The online shopping company made waves recently by showing off small unmanned aircraft that it claims will be able to deliver parcels to consumers in 30 minutes. The drone delivery service, called Prime Air, could greatly speed up Amazon’s delivery times, creating a competitive advantage for it over other digital marketplaces and lowering the time-threshold advantage that traditional stores still enjoy over their online competition.
Amazon’s plans are not small.
“One day, seeing Amazon Prime Air will be as normal as seeing mail trucks on the road today, resulting in enormous benefits for consumers across the nation,” the company adds. It asks for the exemption so that it can be ready to launch its drones when the legal framework is in place for it to do so.
The drones, it claims, are on their eight and ninth generation, and can fly up to 50 miles per hour.

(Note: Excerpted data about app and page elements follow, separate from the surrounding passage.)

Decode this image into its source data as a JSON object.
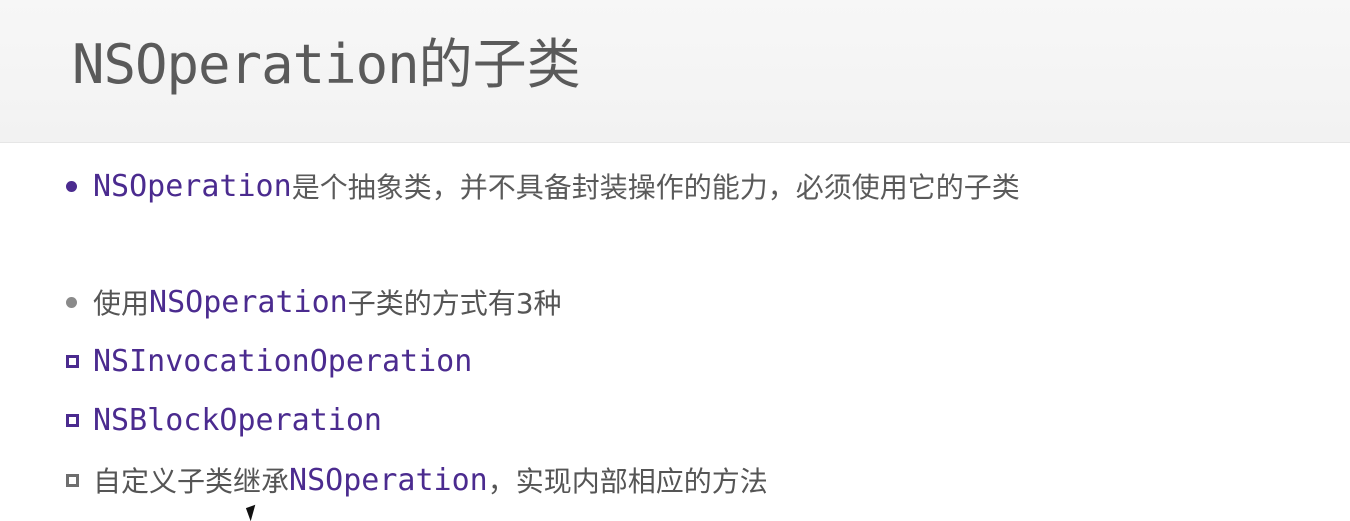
{
  "slide": {
    "title_mono": "NSOperation",
    "title_cjk": "的子类",
    "bullets": [
      {
        "code": "NSOperation",
        "text": "是个抽象类，并不具备封装操作的能力，必须使用它的子类"
      },
      {
        "text_before": "使用",
        "code": "NSOperation",
        "text_after": "子类的方式有3种"
      },
      {
        "code": "NSInvocationOperation"
      },
      {
        "code": "NSBlockOperation"
      },
      {
        "text_before": "自定义子类继承",
        "code": "NSOperation",
        "text_after": "，实现内部相应的方法"
      }
    ]
  },
  "colors": {
    "code_purple": "#4b2b8f",
    "body_gray": "#555555",
    "title_gray": "#5a5a5a"
  }
}
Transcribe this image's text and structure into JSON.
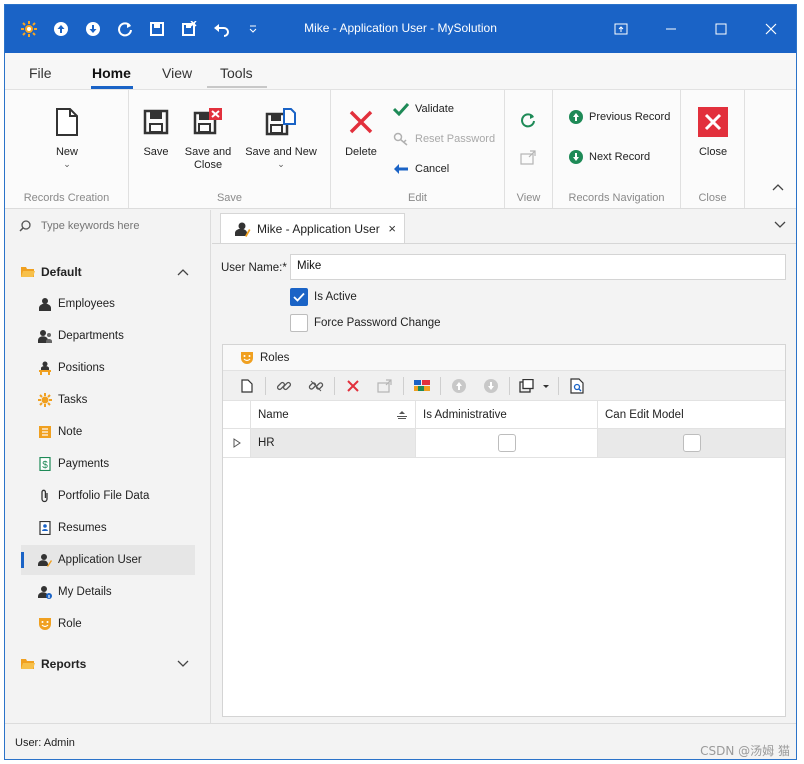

The FAA is currently testing drones at a number of locations in the United States, but has come under criticism that its work has been too slow thus far to meet set targets. If true, the FAA could in fact retard the growth of the drone industry, something that Amazon obviously thinks will be large.
Why is there foot-dragging about drones? There are rules in place that allow hobbyists to have fun, of course, but commercial use has been frowned on by the government for some time. You can understand their concerns: The FAA is tasked with keeping the skies safe. What happens when a drone accidentally flies into a commercial air pattern and takes out the cockpit window and a few hundred people. That’s a dire hypothetical, but you get the drift.
I’d love to lay wagers on what major technology company is the second into drone technology on Amazon’s scale. Microsoft probably has something in the lab. Google is more focused on cars, and Apple? Well, I don’t see that happening.
Also, when will the first drone-first e-commerce company launch to take on Amazon. And finally, how much venture capital money will be expended in whatever becomes the drone sector rat-race to become Big Drone.
Let’s hope it’s not the next clean tech.